Belbin, R. M. (2010). Chapter 9. The art of building a team. Team roles at work (2nd ed., pp. 97-106). Amsterdam: Butterworth-Heinemann.

Kotter, J. (n.d.). The 8-Step Process for Leading Change . Kotter International – Innovative Strategy Implementation Professionals. Retrieved February 3, 2013, from

Orridge, M. (2009). 75 ways to help sustain organisational transformation. Change leadership developing a change-adept organization (pp. 35-52). Farnham, England: Gower ;

Sergiovanni, T. (1984). Leadership and Excellence in Schooling. Educational Leadership, February, 4-13. Retrieved January 24, 2013, from

Acquistitions and the School LIbrary


What are the benefits of considering the process of acquisition separately from the process of selection?

The benefits of considering acquisition as separate from selection is that once chosen books can be sourced from a supplier that will provide the best price or the best timing to get the book to the school.  We can also consider whether or not to support local businesses.   It reduces the chance of impulse buying and encourages buying specifically required books.

In what ways is information technology changing acquisition?

Technology has both increased the choice of supplier and reduced the time it takes to compare suppliers.  It has however added a new dimension to the type of resource acquired.  TLs now have choices to make as to whther we acquire the resource in a physical format or electronic format.  It has also added complicatiosn to the acquistition process such as licensing agreements and or adding websites to catalogues.

Examine the assistance being provided to locate suppliers for particular items given on the libraries Australia database: (you will need to join as a member). Easier to use and really quite attractive pricing wise is Booko.

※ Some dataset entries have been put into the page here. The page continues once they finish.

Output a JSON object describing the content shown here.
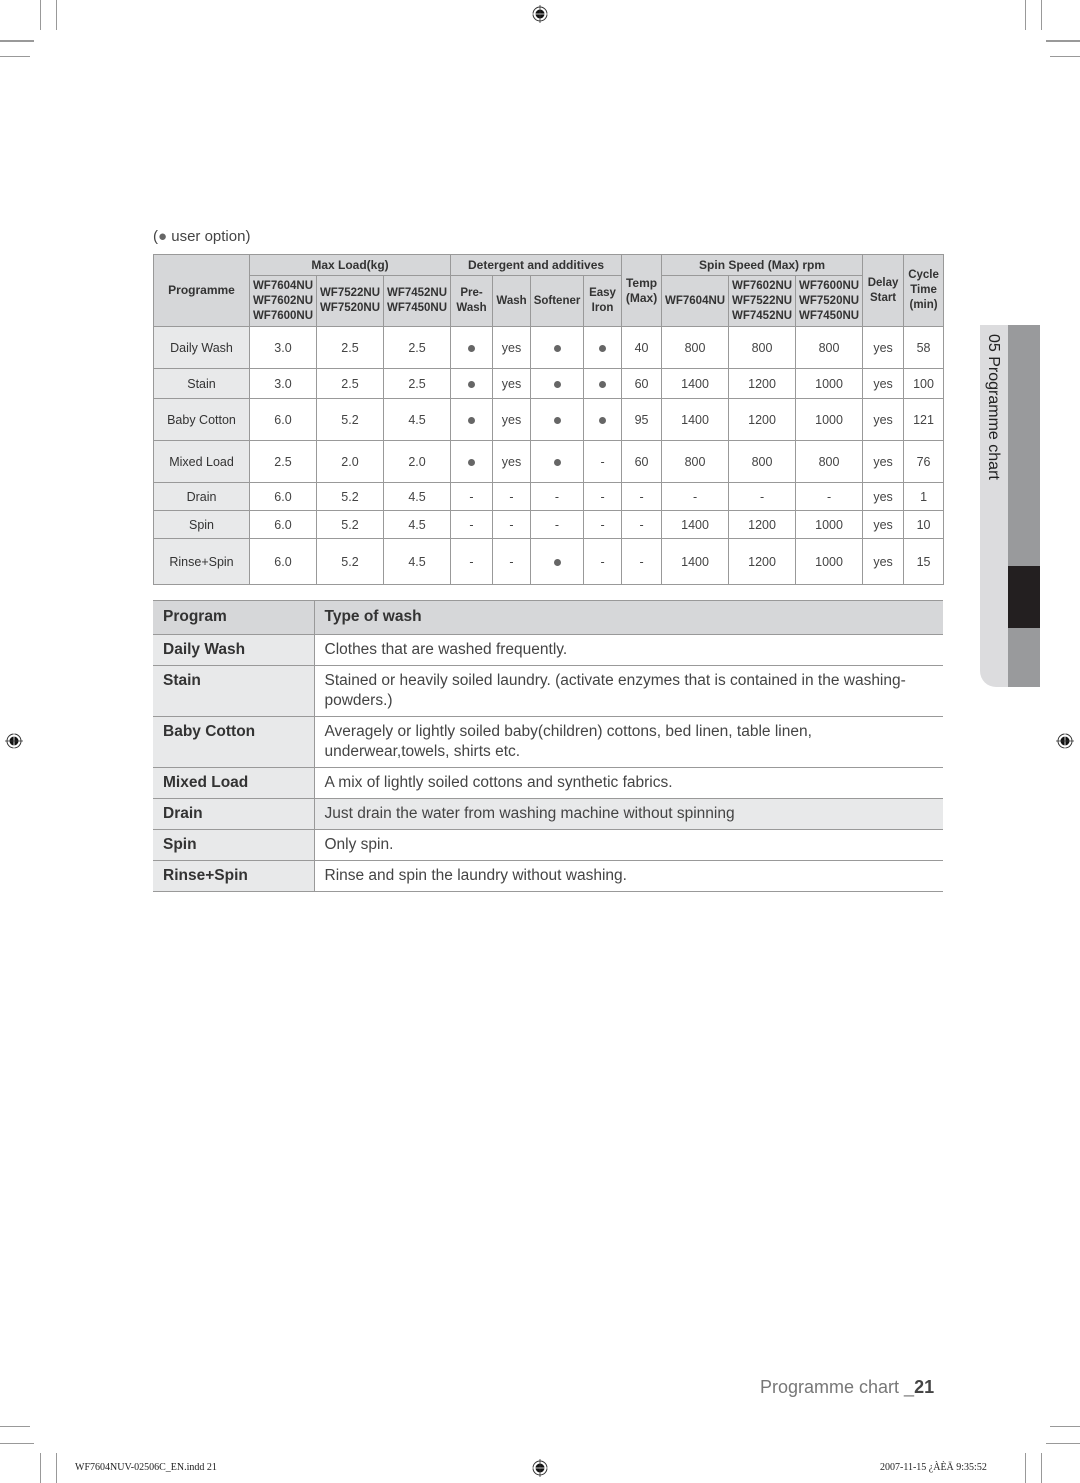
{
  "user_option_note": "user option",
  "chart": {
    "header": {
      "programme": "Programme",
      "max_load": "Max Load(kg)",
      "detergent": "Detergent and additives",
      "temp": "Temp (Max)",
      "spin_speed": "Spin Speed (Max) rpm",
      "delay_start": "Delay Start",
      "cycle_time": "Cycle Time (min)",
      "load_models": [
        "WF7604NU WF7602NU WF7600NU",
        "WF7522NU WF7520NU",
        "WF7452NU WF7450NU"
      ],
      "detergent_cols": [
        "Pre- Wash",
        "Wash",
        "Softener",
        "Easy Iron"
      ],
      "spin_models": [
        "WF7604NU",
        "WF7602NU WF7522NU WF7452NU",
        "WF7600NU WF7520NU WF7450NU"
      ]
    },
    "rows": [
      {
        "name": "Daily Wash",
        "icon": "(daily-wash-icon)",
        "loads": [
          "3.0",
          "2.5",
          "2.5"
        ],
        "prewash": "bullet",
        "wash": "yes",
        "softener": "bullet",
        "easy_iron": "bullet",
        "temp": "40",
        "spin": [
          "800",
          "800",
          "800"
        ],
        "delay": "yes",
        "cycle": "58"
      },
      {
        "name": "Stain",
        "icon": "",
        "loads": [
          "3.0",
          "2.5",
          "2.5"
        ],
        "prewash": "bullet",
        "wash": "yes",
        "softener": "bullet",
        "easy_iron": "bullet",
        "temp": "60",
        "spin": [
          "1400",
          "1200",
          "1000"
        ],
        "delay": "yes",
        "cycle": "100"
      },
      {
        "name": "Baby Cotton",
        "icon": "(baby-icon)",
        "loads": [
          "6.0",
          "5.2",
          "4.5"
        ],
        "prewash": "bullet",
        "wash": "yes",
        "softener": "bullet",
        "easy_iron": "bullet",
        "temp": "95",
        "spin": [
          "1400",
          "1200",
          "1000"
        ],
        "delay": "yes",
        "cycle": "121"
      },
      {
        "name": "Mixed Load",
        "icon": "(mix-icon)",
        "loads": [
          "2.5",
          "2.0",
          "2.0"
        ],
        "prewash": "bullet",
        "wash": "yes",
        "softener": "bullet",
        "easy_iron": "-",
        "temp": "60",
        "spin": [
          "800",
          "800",
          "800"
        ],
        "delay": "yes",
        "cycle": "76"
      },
      {
        "name": "Drain",
        "icon": "",
        "loads": [
          "6.0",
          "5.2",
          "4.5"
        ],
        "prewash": "-",
        "wash": "-",
        "softener": "-",
        "easy_iron": "-",
        "temp": "-",
        "spin": [
          "-",
          "-",
          "-"
        ],
        "delay": "yes",
        "cycle": "1"
      },
      {
        "name": "Spin",
        "icon": "",
        "loads": [
          "6.0",
          "5.2",
          "4.5"
        ],
        "prewash": "-",
        "wash": "-",
        "softener": "-",
        "easy_iron": "-",
        "temp": "-",
        "spin": [
          "1400",
          "1200",
          "1000"
        ],
        "delay": "yes",
        "cycle": "10"
      },
      {
        "name": "Rinse+Spin",
        "icon": "(rinse-spin-icon)",
        "loads": [
          "6.0",
          "5.2",
          "4.5"
        ],
        "prewash": "-",
        "wash": "-",
        "softener": "bullet",
        "easy_iron": "-",
        "temp": "-",
        "spin": [
          "1400",
          "1200",
          "1000"
        ],
        "delay": "yes",
        "cycle": "15"
      }
    ]
  },
  "descriptions": {
    "header": {
      "program": "Program",
      "type": "Type of wash"
    },
    "rows": [
      {
        "program": "Daily Wash",
        "text": "Clothes that are washed frequently."
      },
      {
        "program": "Stain",
        "text": "Stained or heavily soiled laundry. (activate enzymes that is contained in the washing-powders.)"
      },
      {
        "program": "Baby Cotton",
        "text": "Averagely or lightly soiled baby(children) cottons, bed linen, table linen, underwear,towels, shirts etc."
      },
      {
        "program": "Mixed Load",
        "text": "A mix of lightly soiled cottons and synthetic fabrics."
      },
      {
        "program": "Drain",
        "text": "Just drain the water from washing machine without spinning"
      },
      {
        "program": "Spin",
        "text": "Only spin."
      },
      {
        "program": "Rinse+Spin",
        "text": "Rinse and spin the laundry without washing."
      }
    ]
  },
  "side_tab": "05 Programme chart",
  "footer": {
    "title": "Programme chart _",
    "page": "21"
  },
  "print_info": {
    "file": "WF7604NUV-02506C_EN.indd   21",
    "date": "2007-11-15   ¿ÀÈÄ 9:35:52"
  }
}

Another useful source is The Book Depository.

Is this assistance practical, or impractical?

This assistance is very practical I think and assists with what would have been a very time consuming process.  It allows the TL to find a more cost effective source.  It does however focus on the issue of budget and time rather than on the others such as supporting local businesses and format choices.

What are the desirable qualities that a preferred supplier should possess?

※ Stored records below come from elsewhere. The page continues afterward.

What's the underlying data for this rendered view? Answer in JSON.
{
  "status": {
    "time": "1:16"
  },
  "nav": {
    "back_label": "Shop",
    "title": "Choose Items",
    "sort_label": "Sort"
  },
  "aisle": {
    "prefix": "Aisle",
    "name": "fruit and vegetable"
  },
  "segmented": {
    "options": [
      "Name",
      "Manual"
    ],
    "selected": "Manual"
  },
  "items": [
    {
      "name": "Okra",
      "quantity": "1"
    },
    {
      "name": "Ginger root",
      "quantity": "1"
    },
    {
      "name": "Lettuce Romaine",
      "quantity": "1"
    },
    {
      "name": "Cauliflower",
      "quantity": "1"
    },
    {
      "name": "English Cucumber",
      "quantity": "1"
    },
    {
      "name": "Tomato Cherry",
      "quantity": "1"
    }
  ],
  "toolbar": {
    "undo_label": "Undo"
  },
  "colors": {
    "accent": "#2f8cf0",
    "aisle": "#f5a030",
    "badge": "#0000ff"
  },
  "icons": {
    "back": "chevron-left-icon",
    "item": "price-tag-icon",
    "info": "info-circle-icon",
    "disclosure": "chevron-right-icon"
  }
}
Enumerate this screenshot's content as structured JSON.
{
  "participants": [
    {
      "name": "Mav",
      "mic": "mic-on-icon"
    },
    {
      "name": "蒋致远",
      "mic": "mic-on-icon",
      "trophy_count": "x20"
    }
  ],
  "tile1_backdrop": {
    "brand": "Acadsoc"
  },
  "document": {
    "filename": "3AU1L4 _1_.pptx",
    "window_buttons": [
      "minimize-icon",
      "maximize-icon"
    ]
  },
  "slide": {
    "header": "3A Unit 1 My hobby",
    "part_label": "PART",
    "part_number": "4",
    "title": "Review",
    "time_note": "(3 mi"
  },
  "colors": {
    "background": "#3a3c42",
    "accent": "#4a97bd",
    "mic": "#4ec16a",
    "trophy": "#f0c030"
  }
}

Suppliers need to be easy to work with in terms of their accuracy in filling orders and administration of orders.  Ideally they will be prepared to give schools a reasonable discount.  They should be able to supply requests in a timely manner and should be approachable and prompt in sorting out problems.  Suppliers will have good processes in tracking the status of ordered resources.

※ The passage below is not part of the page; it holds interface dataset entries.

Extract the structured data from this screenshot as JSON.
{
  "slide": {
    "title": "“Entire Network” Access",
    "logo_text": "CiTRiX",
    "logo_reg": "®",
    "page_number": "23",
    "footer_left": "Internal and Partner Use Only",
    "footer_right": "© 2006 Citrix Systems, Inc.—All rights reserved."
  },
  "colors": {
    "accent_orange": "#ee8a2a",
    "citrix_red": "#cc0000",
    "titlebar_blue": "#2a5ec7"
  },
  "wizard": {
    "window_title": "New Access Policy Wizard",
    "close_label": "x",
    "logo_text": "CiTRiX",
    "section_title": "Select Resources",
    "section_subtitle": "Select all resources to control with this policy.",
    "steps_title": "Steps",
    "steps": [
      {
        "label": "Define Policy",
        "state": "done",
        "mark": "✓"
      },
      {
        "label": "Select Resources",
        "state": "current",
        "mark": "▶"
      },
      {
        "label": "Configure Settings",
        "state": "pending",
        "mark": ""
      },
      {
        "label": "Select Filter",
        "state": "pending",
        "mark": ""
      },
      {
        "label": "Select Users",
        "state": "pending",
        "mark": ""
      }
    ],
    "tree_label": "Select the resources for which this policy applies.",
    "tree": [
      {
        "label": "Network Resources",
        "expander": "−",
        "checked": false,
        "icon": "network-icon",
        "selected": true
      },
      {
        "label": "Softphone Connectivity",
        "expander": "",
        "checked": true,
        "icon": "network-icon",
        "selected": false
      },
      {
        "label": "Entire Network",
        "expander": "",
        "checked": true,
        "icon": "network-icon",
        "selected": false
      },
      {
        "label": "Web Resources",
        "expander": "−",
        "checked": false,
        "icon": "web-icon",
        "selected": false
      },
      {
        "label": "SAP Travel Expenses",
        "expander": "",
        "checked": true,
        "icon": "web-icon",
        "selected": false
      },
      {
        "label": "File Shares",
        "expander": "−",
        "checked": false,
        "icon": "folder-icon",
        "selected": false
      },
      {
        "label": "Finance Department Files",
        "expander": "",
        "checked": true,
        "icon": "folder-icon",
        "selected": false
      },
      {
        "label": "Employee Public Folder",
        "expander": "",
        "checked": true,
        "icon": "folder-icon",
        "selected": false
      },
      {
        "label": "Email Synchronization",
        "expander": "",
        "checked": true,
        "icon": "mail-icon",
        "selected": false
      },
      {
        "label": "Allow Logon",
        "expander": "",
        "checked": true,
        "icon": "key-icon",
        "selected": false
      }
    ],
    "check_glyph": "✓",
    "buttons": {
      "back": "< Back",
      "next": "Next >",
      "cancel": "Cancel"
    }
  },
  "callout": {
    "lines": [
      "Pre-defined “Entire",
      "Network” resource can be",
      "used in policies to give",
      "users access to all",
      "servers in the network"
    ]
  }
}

Determine what the acquisition processes are for the school library collection in your school or for a school with which you are familiar. Relate these processes to your reading and consideration for this section. Are there changes that you would like to see implemented in the existing process? How well do acquisition principles relate to the ‘real life’ situation in the school?

Our library tends to support a bookseller in Ballarat primarily.  We get books on appro from them fortnightly, these include mostly fiction but the occasional non fiction.  We select and then buy from these.  Perhaps we would be better to also check “booko” or similar to see if we can get the book more cheaply and get more bang for our buck.  We hunt a little for books in a given topic and once selected we have a few preferred supplier choices but more often than not we will simply ask Ballarat books to supply it with the next appro run. My observation in the last 10 months is that our library rarely goes out hunting for specific titles we just tends to go with the flow. The issue here is in selection – we need to be more proactive in working with staff to establish curriculum requirements and focus on supply these needs.  Our staff do not often encourage students to use the library they tend to use the internet in their own rooms with much scaffolding with regards to credible sites.  I am in the process of changing this. I feel that our selection process needs to change and then the acquisition process can be expanded.